Background on Minnesota's Adverse Health Events Reporting Law

Background on Minnesota's Adverse Health Events Reporting Law

In 2003, Minnesota became the first state in the nation to establish a mandatory adverse health event reporting system that included all 27 “never events’ identified by the National Quality Forum (NQF) and a public report that identified adverse events by facility. The law covers Minnesota hospitals, freestanding outpatient surgical centers, and regional treatment centers. This report is the third to be released under the reporting law. The law was modified in 2007 to include a 28th event, after the NQF expanded its list.

A number of factors helped to shape Minnesota’s reporting system:

  • The IOM report “To Err is Human” in 2000 revealed that preventable errors could contribute to the deaths of up to 98,000 people per year.

  • Public and media attention after the report’s publication helped start a national conversation about the reasons why such errors occur. A primary focus of the discussions was the concept that most errors happen not because of the actions of one provider, but because of a failure of complex systems and process in health care.

  • A desire to create a transparent system that balanced quality improvement and accountability, and develop opportunities for providers to learn from each other about how to prevent adverse events.

  • A strong collaborative organization, the Minnesota Alliance for Patient Safety, that wanted to take a stand on safety and make Minnesota a leader on this issue.

The Adverse Health Events Review Process

The Adverse Health Events Reporting Law requires MDH to track, assess, and analyze all incoming reports of adverse events, along with the accompanying root cause analyses and corrective action plans. This process is as follows:
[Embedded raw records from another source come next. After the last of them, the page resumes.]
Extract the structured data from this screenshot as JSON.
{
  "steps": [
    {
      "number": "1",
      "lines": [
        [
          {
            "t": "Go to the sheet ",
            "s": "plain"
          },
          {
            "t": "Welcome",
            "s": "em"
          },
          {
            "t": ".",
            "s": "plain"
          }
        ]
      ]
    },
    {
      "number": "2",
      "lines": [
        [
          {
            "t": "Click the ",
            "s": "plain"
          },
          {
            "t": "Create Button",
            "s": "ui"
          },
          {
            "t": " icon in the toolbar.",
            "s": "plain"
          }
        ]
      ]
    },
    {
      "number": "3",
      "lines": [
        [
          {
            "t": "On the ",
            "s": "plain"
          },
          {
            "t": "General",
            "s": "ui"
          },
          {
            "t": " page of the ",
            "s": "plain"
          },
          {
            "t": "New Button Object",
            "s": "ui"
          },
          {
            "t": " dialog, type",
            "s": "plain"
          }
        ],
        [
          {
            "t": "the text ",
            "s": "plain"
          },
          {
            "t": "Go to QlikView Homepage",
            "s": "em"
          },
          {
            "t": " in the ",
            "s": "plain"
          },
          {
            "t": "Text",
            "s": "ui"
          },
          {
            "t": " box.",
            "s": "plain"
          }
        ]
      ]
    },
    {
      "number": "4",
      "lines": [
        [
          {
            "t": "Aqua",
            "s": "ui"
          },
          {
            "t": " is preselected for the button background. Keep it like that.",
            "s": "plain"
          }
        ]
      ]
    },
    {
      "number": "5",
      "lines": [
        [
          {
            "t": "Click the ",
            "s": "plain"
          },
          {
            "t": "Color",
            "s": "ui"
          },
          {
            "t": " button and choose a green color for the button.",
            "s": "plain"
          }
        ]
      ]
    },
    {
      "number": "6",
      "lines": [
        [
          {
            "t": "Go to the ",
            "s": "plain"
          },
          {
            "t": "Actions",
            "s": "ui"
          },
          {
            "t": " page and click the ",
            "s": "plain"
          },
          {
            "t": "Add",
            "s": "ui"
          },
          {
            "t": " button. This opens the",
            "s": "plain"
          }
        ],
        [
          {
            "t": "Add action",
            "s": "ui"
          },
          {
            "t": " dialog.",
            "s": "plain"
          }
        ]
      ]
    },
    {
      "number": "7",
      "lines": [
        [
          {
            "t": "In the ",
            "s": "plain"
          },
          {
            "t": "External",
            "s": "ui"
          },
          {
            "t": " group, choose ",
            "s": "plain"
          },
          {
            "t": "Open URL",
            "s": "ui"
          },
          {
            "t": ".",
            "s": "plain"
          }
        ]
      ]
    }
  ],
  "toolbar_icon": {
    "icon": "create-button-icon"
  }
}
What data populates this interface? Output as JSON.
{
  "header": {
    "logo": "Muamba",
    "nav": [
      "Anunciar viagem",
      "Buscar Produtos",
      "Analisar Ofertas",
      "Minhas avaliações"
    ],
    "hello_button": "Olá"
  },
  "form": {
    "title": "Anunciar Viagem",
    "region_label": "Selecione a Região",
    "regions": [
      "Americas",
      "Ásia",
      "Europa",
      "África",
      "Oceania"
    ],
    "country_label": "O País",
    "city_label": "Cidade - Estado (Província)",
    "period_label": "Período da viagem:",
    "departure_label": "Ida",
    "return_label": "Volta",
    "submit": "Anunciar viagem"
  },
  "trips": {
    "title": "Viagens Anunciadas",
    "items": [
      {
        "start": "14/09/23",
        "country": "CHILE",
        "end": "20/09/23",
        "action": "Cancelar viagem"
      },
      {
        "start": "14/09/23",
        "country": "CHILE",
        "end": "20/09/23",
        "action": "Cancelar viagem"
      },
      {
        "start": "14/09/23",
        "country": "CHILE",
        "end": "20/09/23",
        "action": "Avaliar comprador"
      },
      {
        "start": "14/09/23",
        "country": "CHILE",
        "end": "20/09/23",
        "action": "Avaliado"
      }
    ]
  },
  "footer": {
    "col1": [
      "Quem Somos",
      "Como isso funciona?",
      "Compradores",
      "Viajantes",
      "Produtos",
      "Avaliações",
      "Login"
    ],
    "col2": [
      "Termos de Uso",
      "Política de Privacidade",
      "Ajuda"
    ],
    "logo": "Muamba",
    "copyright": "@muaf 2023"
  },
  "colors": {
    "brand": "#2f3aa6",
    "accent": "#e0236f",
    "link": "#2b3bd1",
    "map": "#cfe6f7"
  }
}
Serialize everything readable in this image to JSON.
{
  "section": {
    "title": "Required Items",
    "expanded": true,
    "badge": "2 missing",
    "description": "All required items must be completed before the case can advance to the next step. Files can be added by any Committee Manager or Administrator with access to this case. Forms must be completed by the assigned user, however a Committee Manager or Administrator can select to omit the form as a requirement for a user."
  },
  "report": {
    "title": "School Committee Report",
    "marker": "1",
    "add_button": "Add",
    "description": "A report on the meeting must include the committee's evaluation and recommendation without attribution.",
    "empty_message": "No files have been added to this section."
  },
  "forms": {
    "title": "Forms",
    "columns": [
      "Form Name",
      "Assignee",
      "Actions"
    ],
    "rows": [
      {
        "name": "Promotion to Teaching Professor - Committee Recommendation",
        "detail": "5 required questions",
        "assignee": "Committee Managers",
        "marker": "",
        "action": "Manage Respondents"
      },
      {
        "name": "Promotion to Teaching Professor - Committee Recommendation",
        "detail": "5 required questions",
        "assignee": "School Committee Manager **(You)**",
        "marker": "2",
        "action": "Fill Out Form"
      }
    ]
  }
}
  • A hospital or ambulatory surgical center discovers that one of the 28 reportable events has occurred. Within 15 days, they must report the details of the event into a secure, password-protected Web-based registry. 
  • The facility is required to convene an internal team to conduct a “root cause analysis” or RCA, which involves investigating the role of various factors that may have contributed to the event, including communication, equipment, staffing/fatigue, training, policies/procedures, and organizational culture.
  • Within 60 days of the event’s discovery, facilities are required to submit the findings of their RCA and corrective action plan(s).
  • A team of clinical and quality improvement experts reviews each event, to ensure that the RCA and corrective action plan meet all criteria, and that the facility is taking strong enough steps to reduce the risk of a future event.

  • The facility gets feedback from the review team, and must submit responses and modifications to their plan until all review criteria are met. Each event can go through up to three reviews.

Sharing Information

Along with providing feedback to individual facilities about their root cause analyses and corrective action plans, MDH is also responsible for determining patterns of system failure and successful methods for addressing them, and for sharing this information with facilities. This information sharing takes many forms:

  • Information about patterns in root causes and best practices is regularly shared with facilities through newsletters, safety alerts, presentations and meetings. 

  • Many hospitals choose to participate in a data-sharing agreement, through the Minnesota Hospital Association, whereby they can learn directly from other hospitals’ experiences with similar events.
  • The majority of hospitals participate in one or more statewide Calls to Action, campaigns designed to reduce the incidence of the four most common types of adverse events. These campaigns have their roots in analysis of adverse events data and the development of best practices based on trends.

Ensuring Accountability

MDH implemented the Adverse Health Events Reporting Law as a quality improvement and accountability initiative rather than as a regulatory tool. However, MDH is still authorized and required to investigate complaints and enforce licensing and certification standards for certain health care facilities. Adverse health event reporting does not replace these regulatory requirements. The policy goals of the Adverse Health Events reporting system are balanced with the regulatory obligations of the department to hold facilities accountable through multiple channels:

  • Adverse health events that are submitted in compliance with the Adverse Health Events Reporting Law are reviewed solely under that law following the procedure described above. However, if an adverse health event is discovered that has not been submitted within the time frame required by statute, the facility would be subject to investigation by MDH under the Vulnerable Adult Act (VAA) or the Maltreatment of Minors act. 
  • If MDH’s Office of Health Facility Complaints receives a complaint about a potential incident, the facility may be subject to an investigation whether or not the event was reported through the adverse health events reporting system. A facility may be subject to state or federal sanctions depending on the findings of the investigation, and information may also be provided to the appropriate professional boards. Findings of complaint investigations are also made public.
  • Four of the 28 reportable adverse events are criminal events. Facilities must still report these events under the VAA or Maltreatment of Minors requirements, along with events that fall outside of the 28 reportable adverse events but meet the reporting requirements of the VAA, the Maltreatment of Minors Act, or other state, federal or accreditation reporting requirements.
  • The licensing boards that regulate physicians, physician assistants, nurses, pharmacists and podiatrists are also required to report to MDH when events come to their attention that may qualify as adverse health events. 
Updated Tuesday, 09-Aug-2022 16:13:12 CDT